◆ **Problem to work on**
What lines in the records below hold the string "PERMANENTE"? Please show them.

※

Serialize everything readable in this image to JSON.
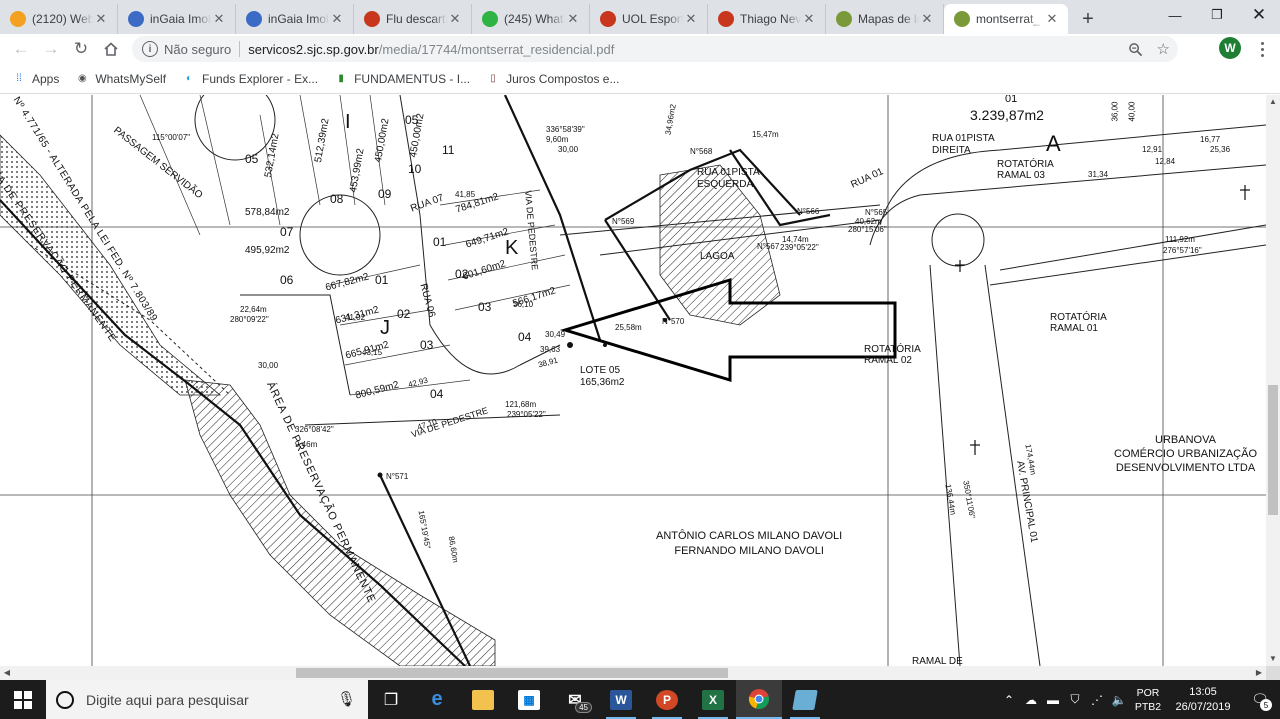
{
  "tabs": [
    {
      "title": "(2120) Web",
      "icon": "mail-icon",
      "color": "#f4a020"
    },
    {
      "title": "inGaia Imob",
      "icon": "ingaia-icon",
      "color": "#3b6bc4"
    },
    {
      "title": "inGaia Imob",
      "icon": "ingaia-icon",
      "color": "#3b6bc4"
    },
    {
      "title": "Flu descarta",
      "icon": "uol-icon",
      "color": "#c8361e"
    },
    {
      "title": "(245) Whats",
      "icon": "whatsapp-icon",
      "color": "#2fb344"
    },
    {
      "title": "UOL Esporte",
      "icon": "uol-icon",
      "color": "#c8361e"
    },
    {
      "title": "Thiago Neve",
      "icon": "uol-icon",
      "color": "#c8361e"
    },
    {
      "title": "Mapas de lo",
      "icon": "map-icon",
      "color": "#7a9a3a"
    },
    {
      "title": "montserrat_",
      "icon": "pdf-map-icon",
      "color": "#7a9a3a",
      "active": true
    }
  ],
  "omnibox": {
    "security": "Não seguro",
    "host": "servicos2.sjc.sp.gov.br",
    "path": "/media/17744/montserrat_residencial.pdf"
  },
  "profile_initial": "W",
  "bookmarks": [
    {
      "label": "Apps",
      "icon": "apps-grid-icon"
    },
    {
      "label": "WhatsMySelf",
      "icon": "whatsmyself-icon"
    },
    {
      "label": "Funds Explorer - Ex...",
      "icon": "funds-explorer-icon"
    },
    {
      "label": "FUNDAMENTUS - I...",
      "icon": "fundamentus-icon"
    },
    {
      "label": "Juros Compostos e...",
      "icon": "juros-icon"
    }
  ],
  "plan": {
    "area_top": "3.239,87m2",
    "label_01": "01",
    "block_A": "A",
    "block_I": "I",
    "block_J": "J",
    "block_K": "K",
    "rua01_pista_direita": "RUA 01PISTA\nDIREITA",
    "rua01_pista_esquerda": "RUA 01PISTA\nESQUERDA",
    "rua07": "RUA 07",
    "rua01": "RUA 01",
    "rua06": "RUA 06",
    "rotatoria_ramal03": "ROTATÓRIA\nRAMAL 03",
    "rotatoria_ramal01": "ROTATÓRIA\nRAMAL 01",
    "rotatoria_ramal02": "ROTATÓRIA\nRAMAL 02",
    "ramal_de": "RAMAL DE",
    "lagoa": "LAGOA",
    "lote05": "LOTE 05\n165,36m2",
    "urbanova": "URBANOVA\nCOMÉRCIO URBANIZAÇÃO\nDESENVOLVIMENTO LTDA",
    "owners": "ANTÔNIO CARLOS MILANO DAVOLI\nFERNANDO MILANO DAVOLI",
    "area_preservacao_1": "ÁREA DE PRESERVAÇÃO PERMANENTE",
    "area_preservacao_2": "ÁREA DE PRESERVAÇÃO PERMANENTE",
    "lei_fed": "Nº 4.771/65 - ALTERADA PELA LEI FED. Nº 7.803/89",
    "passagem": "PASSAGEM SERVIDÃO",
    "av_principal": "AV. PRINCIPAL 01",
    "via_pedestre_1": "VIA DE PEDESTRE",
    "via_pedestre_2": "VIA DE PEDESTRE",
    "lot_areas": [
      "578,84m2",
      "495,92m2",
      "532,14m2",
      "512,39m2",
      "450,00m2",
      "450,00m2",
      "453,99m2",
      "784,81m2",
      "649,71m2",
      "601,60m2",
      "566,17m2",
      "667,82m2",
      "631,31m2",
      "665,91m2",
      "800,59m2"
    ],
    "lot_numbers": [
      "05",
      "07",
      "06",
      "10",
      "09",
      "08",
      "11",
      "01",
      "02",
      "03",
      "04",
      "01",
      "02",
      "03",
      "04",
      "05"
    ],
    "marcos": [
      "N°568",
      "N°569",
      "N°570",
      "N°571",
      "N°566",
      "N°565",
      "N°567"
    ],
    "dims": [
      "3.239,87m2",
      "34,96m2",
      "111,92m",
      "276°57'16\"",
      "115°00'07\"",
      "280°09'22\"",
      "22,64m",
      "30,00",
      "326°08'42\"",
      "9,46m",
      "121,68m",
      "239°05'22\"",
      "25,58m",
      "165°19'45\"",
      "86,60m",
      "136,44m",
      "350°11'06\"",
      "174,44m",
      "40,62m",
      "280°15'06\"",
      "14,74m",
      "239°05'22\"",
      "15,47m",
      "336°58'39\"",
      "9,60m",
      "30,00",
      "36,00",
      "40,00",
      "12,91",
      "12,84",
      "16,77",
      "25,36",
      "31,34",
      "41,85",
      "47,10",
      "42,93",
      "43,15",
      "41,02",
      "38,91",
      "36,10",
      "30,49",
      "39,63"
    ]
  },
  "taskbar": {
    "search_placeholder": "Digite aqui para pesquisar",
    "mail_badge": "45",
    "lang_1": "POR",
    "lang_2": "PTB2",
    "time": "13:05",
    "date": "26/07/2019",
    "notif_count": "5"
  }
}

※

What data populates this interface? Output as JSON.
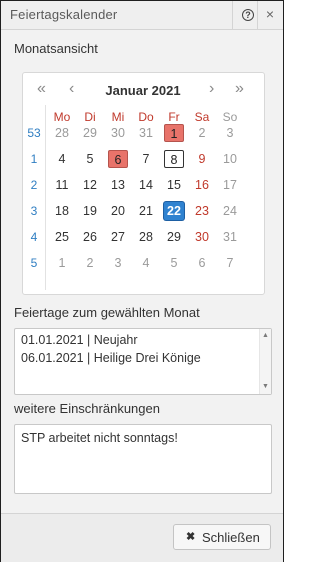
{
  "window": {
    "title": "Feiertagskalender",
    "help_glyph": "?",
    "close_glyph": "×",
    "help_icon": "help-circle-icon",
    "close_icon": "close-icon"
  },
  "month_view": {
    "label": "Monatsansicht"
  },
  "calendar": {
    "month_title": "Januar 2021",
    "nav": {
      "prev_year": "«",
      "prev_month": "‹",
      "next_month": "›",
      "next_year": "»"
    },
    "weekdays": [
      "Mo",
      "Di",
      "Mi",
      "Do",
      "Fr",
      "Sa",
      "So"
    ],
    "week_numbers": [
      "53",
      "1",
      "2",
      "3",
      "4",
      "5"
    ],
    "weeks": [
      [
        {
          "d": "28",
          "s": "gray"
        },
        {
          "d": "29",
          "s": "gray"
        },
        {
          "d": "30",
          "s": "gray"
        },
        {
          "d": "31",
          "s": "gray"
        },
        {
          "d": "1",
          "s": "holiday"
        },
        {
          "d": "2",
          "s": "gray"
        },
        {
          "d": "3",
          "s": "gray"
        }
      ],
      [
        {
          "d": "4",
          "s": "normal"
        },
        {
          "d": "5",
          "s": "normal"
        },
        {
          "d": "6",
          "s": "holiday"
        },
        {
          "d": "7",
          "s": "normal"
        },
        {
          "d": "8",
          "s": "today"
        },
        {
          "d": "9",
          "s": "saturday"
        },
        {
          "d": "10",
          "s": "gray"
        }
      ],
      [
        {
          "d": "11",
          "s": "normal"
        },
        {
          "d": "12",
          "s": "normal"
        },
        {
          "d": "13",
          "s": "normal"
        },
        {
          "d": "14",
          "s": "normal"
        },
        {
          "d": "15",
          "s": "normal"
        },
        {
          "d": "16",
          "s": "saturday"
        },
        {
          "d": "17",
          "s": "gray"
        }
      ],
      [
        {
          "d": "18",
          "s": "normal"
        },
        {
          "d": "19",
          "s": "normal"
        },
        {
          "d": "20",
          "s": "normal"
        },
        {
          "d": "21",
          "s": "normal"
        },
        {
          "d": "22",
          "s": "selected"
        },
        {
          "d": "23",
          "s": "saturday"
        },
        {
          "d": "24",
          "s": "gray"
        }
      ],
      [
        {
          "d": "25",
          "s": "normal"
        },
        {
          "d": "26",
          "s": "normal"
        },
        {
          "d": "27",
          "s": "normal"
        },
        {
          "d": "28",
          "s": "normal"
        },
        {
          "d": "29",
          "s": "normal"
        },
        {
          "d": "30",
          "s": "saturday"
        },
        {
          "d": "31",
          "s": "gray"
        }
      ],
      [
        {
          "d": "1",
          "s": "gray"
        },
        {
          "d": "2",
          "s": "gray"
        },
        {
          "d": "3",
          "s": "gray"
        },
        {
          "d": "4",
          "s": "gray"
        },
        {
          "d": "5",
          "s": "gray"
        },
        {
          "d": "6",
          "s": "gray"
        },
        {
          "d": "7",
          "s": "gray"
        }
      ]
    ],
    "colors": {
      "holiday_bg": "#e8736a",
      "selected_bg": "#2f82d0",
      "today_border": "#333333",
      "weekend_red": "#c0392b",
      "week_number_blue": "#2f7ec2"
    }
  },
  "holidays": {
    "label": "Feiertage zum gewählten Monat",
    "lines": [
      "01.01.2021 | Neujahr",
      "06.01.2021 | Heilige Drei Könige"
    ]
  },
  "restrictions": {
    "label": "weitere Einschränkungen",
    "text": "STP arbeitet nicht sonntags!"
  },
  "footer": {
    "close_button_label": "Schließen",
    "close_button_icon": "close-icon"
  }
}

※

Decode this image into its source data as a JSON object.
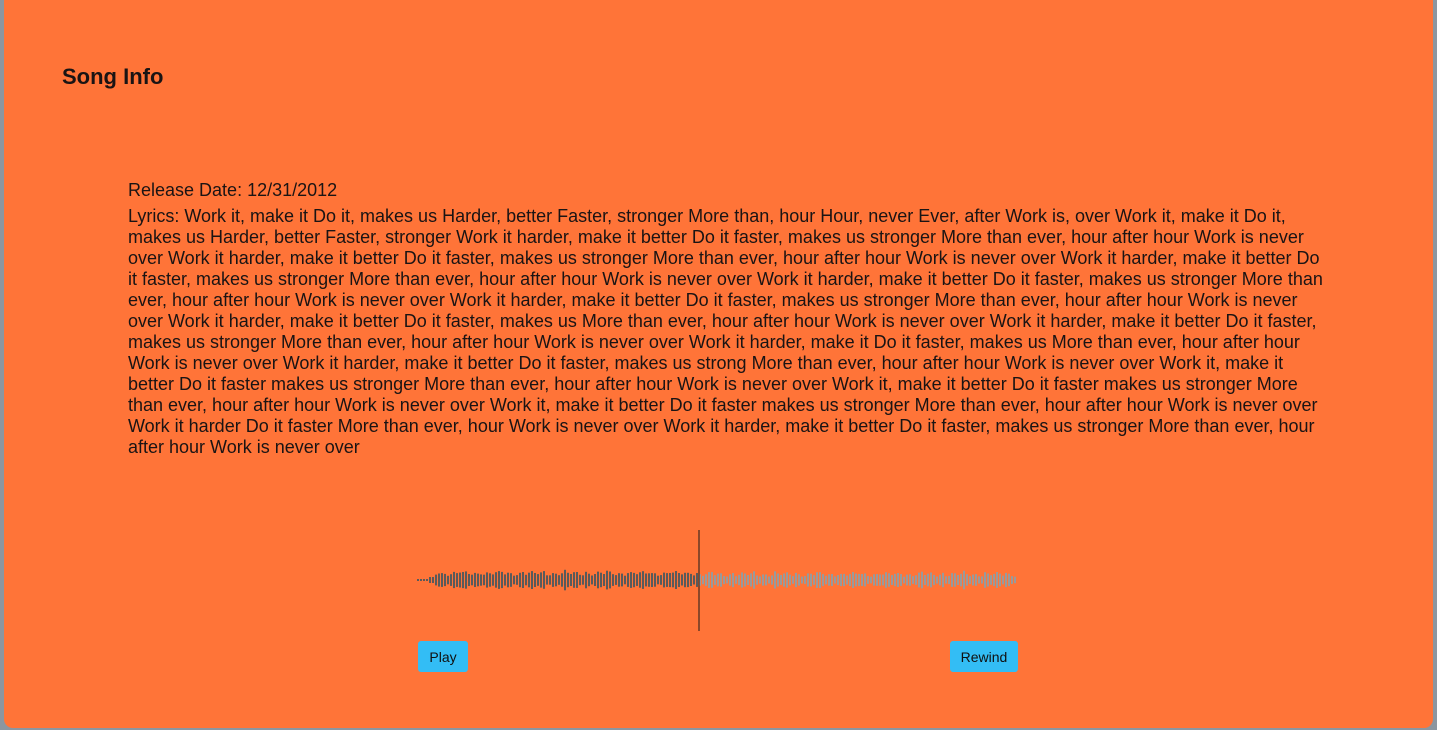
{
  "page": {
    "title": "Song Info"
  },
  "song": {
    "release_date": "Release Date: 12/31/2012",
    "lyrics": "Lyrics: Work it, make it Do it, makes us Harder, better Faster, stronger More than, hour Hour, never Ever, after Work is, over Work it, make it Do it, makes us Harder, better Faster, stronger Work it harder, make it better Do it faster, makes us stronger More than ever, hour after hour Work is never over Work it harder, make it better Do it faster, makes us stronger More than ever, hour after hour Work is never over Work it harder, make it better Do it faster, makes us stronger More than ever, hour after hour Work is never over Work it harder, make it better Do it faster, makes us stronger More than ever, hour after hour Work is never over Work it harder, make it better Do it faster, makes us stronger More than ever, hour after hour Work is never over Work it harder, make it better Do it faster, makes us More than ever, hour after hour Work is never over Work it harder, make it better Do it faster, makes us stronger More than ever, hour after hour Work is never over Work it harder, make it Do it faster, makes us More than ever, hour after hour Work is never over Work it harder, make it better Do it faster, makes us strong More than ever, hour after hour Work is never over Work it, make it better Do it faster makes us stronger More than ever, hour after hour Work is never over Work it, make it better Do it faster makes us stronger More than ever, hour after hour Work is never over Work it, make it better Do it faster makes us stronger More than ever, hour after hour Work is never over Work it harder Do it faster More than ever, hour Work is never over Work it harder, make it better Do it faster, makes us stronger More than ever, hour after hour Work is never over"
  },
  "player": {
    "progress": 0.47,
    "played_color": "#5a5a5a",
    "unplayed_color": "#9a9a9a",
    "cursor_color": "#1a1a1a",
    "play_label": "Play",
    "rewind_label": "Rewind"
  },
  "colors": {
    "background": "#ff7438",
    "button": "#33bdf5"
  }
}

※

◆ **Result**
    "area_preservacao_1": "ÁREA DE PRESERVAÇÃO PERMANENTE",
    "area_preservacao_2": "ÁREA DE PRESERVAÇÃO PERMANENTE",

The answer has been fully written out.